Basically, this is your average, undistinguished CG-animation — except with classic horror characters reconfigured for the … er … talents of Adam Sandler (as Dracula) and his coterie of friends. That they are less annoying in disembodied form is a marginal improvement. You still have to spend 90 minutes with Sandler doing a bad Lugosi impression. In other words, it’s not entirely unlike 90 minutes with Count Chocula. Bear that in mind.
The whole film is about Dracula desperately trying get his half-human grandson to show his monster side by sprouting fangs and learning how to fly so that Mavis won’t take the kid to Santa Cruz to live among “normal” people. (And you can relax — nuptials take place, and a full year elapses before this child is born, so the fabric of society is not challenged. That they aren’t exactly a same-species couple is no concern of mine.) That’s pretty much it, though it’s festooned with mediocre jokes and so-so animated slapstick shenanigans — not to mention Mel Brooks as a distinctly Borscht Belt Grandpa Vlad. I’d say — based on the audience I saw it with — it’s the sort of thing that will entertain the kids. Their parents did not seem displeased, and it is, I admit, largely painless.
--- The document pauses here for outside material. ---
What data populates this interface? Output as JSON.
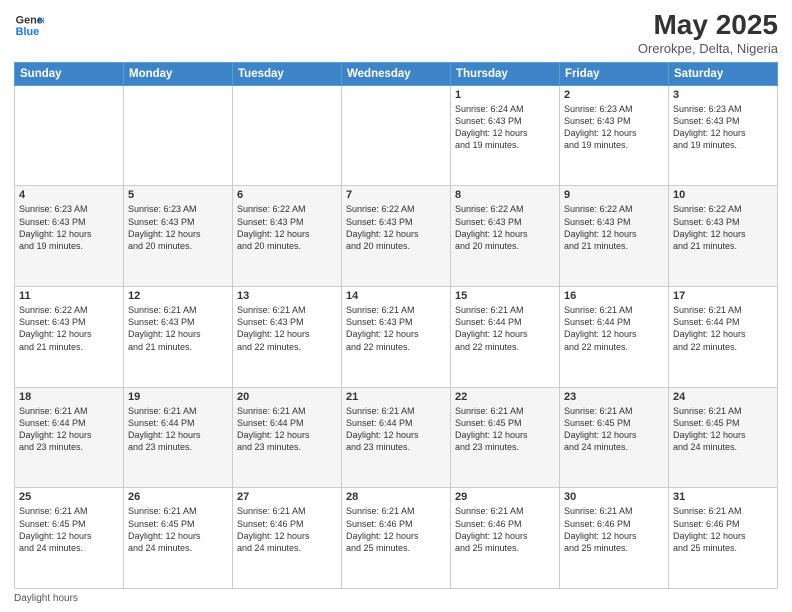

Now, having said that, I notice a Canadian critic writing about the terror-stricken children in the audience he saw it with. I grant you that, when I was five (1959-ish), it would have scared me, but I tend to think of today’s youth as more jaded than I was back then.
Watching the audience file into this movie prompted me to tell my wife, “See? Having a movie critic for a husband is like having a small child. You still have to go see things like this.” I can, however, guarantee you that this downside of her life paled into insignificance one movie later. Even critics’ hapless wives are subject to relativity. Rated PG for some scary images, action and rude humor.